Discovering Exclusivity Provisions
If you overhear discussion regarding an exclusivity provision, fear not, you are not eavesdropping on a robot couple’s conversation about commitment. Rather, what you may have stumbled upon is a matter regarding a commercial lease. The scenario most likely involves another business setting up shop within a predetermined perimeter, offering a service or selling a product deemed too similar to the one offered or sold by another business owner. If a commercial lease includes such a clause, it is called an exclusivity provision. It can appear in one of two ways: either it specifically mentions the type of business or type of goods that cannot be sold or it merely implies exclusivity by stating something like “tenant shall have the exclusive right to operate ____.” Typically, a healthy tension or balance between restricting commerce and protecting it will be the ideal result. Regulating what goods and service are sold by new businesses may be seen as restricting commerce. However, ensuring that an old business remains prosperous and continues to pay its rent can be seen as protecting commerce. The key, as always, is communication. In commercial leasing, it will always come back to the written lease.

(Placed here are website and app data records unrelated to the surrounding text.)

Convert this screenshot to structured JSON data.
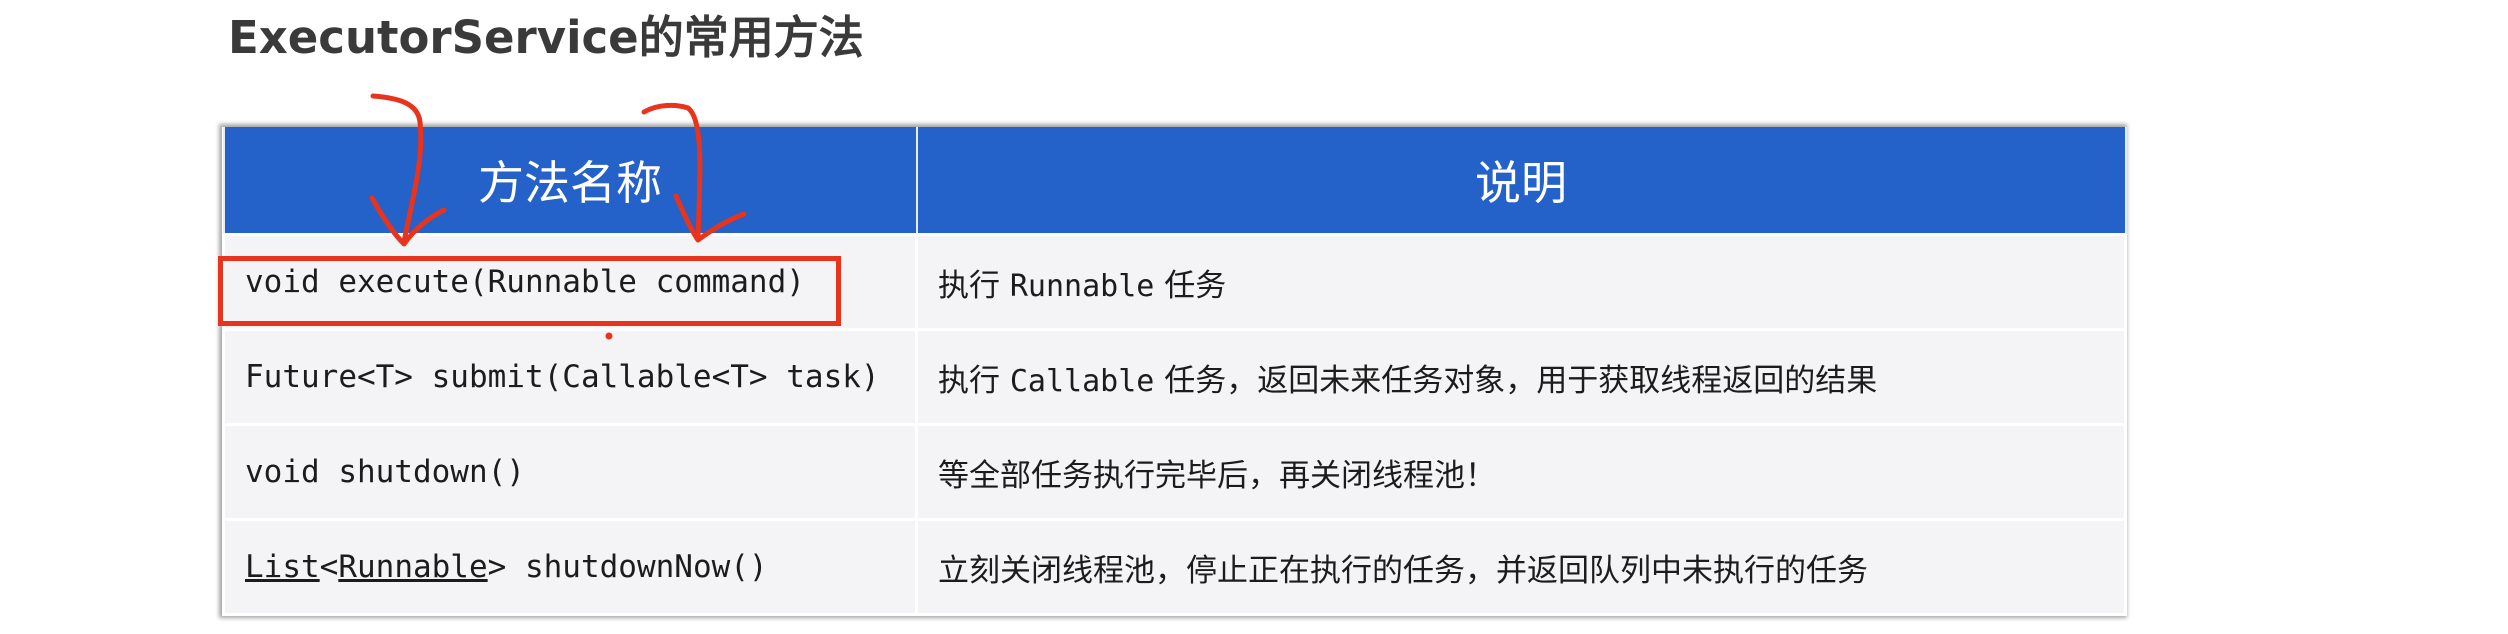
{
  "title": "ExecutorService的常用方法",
  "table": {
    "headers": [
      "方法名称",
      "说明"
    ],
    "rows": [
      {
        "signature": "void execute(Runnable command)",
        "description": {
          "pre": "执行 ",
          "code": "Runnable",
          "post": " 任务"
        }
      },
      {
        "signature": "Future<T> submit(Callable<T> task)",
        "description": {
          "pre": "执行 ",
          "code": "Callable",
          "post": " 任务，返回未来任务对象，用于获取线程返回的结果"
        }
      },
      {
        "signature": "void shutdown()",
        "description": {
          "pre": "等全部任务执行完毕后，再关闭线程池！"
        }
      },
      {
        "signature_parts": {
          "list": "List",
          "lt": "<",
          "runnable": "Runnable",
          "rest": "> shutdownNow()"
        },
        "description": {
          "pre": "立刻关闭线程池，停止正在执行的任务，并返回队列中未执行的任务"
        }
      }
    ]
  },
  "colors": {
    "header_bg": "#2461c8",
    "highlight": "#e8341c",
    "annotation": "#e8341c"
  }
}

CLARITY REDUCES CONFLICT
Need a quick example of how and where those words in a commercial lease might come into play? Old Man Wilson’s place, Wilson’s Drugstore, has been operating in town since your parents were in grade school. You hear that a developer is planning to build a supermarket directly across the street, one of the big chains. What does pretty much every big chain supermarket contain within its walls? If you said a drugstore, you would be correct. Sometime later, you run into Old Man Wilson who proceeds to tell you of the hard hit his business has taken since the new supermarket opened. Apparently, Wilson Drugstore’s lease prohibited the building of another drugstore within a certain distance. So now it is a matter of exclusivity. Now, a claim could be made that no one build a drugstore. It is a supermarket with a drugstore inside of it. It all comes down to the clarity of the language. If it is just a matter of the type of establishment being built that is written in the lease, Old Man Wilson may have a problem. On the other hand, if the lease does describe the goods and services sold by Wilson’s Drugstore and prohibits those same goods and services from being sold, regardless of the building itself, then Wilson’s Drugstore may have a case.
Do you know why a case is referred to as “airtight”? It has no holes for air to escape through. Yet, we know that we are not talking about ventilation here. Experts and practitioners of the law must remain ever vigilant with the letter of the law because of what others may try to slip through those holes. However, generally most situations are not air tight. It is rather simple though: the more specific the language; the greater the clarity; the fewer the holes.
So, we just established that the first line of defense is clarity. What are some factors courts consider when faced with the decision of whether or not to enforce an exclusivity provision?
- Is it reasonably necessary for the tenant?
- Is it reasonable in duration and territorial scope?
- Does it unduly prejudice the interests of the public?
If a landlord violates a provision, a tenant has two basic courses of action.
- The first course of action is already in a tenant’s hands in the form of leasing obligations, chief of which is rent. For example, rent may be reduced or abated entirely pursuant to a clause in the lease until the violation stops. This is often done through a court action.
- The second course of action is to sue for injunctive relief or damages. The first term refers to an attempt to block the competitor from opening up in the first place. The second one is an attempt to regain income lost due to the opening of the other business taking place.
However, before looking at either of these scenarios, be sure to consult an experienced attorney.
In case you were wondering or in case it was not clear, clarity in a lease is of the utmost concern. It is also where the skills of an attorney first apply. Issues of language that can one day cause conflict are the true domain of an attorney. If you have any questions regarding a commercial lease, contact the Law Office of H. Benjamin Sharlin LLC for a free consultation.
The Law Office of H. Benjamin Sharlin LLC is owned and operated by H. Benjamin Sharlin and serves all of Mercer County, New Jersey and the surrounding areas. Mr. Sharlin is a bilingual Spanish-speaking attorney who vigorously represents the interests of all his clients.
Please be advised that this blog is for informational purposes only, is not legal advice and does not create an attorney-client relationship.
The Law Office of H. Benjamin Sharlin LLC
is owned and operated by H. Benjamin Sharlin and serves all of Mercer County, New Jersey and the surrounding areas. Mr. Sharlin is a bilingual Spanish-speaking attorney who vigorously represents the interests of all his clients.
Call (609) 585-0606 or click the button below to schedule an appointment